### [TASK TO COMPLETE]
Copy out each line of the material below that holds the string "High".
================================
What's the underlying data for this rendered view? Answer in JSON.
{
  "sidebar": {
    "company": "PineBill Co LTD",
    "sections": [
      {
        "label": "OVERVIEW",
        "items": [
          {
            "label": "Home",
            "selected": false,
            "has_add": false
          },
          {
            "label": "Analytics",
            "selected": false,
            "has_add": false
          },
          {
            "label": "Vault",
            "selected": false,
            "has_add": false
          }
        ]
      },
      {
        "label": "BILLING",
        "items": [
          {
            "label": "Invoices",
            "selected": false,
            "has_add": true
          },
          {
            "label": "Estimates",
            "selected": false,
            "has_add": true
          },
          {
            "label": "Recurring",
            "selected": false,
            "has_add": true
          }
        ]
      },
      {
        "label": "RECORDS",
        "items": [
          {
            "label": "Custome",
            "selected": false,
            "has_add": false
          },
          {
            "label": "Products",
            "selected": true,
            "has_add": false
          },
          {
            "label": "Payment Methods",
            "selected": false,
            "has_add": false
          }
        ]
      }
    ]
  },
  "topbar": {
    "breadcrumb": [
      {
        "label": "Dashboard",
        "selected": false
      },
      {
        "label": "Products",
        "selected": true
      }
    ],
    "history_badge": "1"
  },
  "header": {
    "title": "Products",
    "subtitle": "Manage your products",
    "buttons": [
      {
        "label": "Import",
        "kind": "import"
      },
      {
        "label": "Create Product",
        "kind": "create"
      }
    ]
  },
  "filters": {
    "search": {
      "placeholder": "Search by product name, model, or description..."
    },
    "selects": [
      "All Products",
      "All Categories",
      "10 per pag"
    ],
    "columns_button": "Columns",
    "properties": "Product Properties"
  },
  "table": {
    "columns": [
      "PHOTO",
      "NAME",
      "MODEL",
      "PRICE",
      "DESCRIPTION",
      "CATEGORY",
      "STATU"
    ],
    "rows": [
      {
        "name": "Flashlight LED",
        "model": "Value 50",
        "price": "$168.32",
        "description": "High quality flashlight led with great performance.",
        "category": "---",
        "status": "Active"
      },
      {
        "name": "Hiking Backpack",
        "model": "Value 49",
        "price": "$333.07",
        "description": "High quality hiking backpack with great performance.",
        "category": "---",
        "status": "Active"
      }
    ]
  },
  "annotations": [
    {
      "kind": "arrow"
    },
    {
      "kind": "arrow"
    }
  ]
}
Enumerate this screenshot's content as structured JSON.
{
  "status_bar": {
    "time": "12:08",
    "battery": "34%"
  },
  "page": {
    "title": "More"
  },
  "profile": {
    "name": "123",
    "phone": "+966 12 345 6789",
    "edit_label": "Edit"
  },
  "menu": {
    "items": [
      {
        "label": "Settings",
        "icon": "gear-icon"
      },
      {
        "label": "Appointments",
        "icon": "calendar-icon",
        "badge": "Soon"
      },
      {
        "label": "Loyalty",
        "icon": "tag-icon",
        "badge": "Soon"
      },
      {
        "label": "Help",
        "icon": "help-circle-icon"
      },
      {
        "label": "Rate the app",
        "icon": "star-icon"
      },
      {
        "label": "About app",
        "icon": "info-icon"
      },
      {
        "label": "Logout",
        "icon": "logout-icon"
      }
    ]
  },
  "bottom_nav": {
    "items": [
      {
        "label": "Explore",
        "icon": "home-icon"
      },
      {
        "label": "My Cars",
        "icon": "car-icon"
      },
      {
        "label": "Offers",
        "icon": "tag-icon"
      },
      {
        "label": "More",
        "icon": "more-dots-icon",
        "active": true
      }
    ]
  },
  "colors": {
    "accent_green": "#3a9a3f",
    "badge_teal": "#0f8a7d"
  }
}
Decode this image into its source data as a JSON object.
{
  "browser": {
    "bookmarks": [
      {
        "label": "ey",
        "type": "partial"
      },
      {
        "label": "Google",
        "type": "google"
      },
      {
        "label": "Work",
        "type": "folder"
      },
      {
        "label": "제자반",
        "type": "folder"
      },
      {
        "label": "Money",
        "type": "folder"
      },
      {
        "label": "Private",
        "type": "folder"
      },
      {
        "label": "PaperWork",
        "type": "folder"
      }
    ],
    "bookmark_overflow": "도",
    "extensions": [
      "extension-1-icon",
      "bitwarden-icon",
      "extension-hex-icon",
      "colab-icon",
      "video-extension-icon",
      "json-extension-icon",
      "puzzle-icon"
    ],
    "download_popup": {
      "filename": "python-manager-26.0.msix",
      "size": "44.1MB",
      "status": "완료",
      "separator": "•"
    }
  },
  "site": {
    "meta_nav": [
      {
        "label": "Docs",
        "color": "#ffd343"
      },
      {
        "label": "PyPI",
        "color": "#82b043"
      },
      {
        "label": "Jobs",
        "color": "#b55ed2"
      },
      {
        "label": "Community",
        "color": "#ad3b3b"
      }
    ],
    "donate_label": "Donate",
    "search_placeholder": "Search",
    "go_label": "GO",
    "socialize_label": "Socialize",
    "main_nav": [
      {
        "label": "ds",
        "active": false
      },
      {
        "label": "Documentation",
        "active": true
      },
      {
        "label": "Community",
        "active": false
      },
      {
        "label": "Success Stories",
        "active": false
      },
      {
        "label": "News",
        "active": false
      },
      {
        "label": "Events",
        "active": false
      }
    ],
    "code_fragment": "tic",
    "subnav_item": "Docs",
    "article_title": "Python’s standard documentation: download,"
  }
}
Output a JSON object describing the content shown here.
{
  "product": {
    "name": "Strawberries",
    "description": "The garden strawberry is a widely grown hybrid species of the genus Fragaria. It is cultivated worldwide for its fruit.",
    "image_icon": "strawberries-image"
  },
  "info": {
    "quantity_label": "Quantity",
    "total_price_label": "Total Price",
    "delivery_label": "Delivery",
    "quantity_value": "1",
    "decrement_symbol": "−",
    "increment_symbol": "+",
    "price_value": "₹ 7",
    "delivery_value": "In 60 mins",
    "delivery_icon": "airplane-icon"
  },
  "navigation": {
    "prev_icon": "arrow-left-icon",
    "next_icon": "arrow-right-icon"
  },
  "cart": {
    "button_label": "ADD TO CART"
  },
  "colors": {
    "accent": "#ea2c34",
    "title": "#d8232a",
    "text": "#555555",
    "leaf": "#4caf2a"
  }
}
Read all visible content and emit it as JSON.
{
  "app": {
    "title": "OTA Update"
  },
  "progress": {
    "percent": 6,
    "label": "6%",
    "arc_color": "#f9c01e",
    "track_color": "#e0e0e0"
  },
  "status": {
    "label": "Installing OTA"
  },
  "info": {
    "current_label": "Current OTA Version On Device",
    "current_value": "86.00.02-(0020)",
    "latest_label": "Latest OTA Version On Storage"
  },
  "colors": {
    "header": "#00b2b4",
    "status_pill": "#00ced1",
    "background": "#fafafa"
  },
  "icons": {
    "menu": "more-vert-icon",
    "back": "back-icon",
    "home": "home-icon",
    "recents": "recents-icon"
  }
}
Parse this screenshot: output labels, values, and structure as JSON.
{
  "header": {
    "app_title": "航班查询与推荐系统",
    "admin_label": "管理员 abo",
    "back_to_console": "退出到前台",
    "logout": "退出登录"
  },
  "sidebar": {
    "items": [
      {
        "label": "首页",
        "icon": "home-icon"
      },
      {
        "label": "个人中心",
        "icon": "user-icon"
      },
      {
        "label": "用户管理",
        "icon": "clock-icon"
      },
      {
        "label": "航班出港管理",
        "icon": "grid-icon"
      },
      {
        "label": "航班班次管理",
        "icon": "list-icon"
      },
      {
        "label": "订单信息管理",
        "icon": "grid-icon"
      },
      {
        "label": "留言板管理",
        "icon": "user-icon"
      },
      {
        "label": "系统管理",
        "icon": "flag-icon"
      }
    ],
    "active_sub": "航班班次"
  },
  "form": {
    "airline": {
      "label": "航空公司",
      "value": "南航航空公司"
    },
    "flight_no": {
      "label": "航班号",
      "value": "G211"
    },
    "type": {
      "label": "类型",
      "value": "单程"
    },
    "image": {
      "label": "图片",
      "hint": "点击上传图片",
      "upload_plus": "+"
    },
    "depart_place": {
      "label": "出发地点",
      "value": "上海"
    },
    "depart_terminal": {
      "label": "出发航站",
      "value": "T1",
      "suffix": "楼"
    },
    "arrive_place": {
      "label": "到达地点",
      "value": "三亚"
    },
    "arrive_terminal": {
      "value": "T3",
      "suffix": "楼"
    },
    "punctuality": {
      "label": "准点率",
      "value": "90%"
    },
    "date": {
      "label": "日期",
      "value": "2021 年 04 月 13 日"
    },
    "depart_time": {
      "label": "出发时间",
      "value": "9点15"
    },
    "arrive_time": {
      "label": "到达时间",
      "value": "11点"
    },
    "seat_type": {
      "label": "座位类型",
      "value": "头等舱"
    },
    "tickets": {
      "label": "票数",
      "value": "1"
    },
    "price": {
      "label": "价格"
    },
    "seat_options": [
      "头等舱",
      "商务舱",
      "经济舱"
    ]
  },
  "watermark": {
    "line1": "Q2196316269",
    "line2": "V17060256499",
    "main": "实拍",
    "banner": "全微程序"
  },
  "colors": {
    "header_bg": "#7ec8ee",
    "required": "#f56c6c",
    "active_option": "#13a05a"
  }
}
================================
### [RESULT BELOW]
        "description": "High quality flashlight led with great performance.",
        "description": "High quality hiking backpack with great performance.",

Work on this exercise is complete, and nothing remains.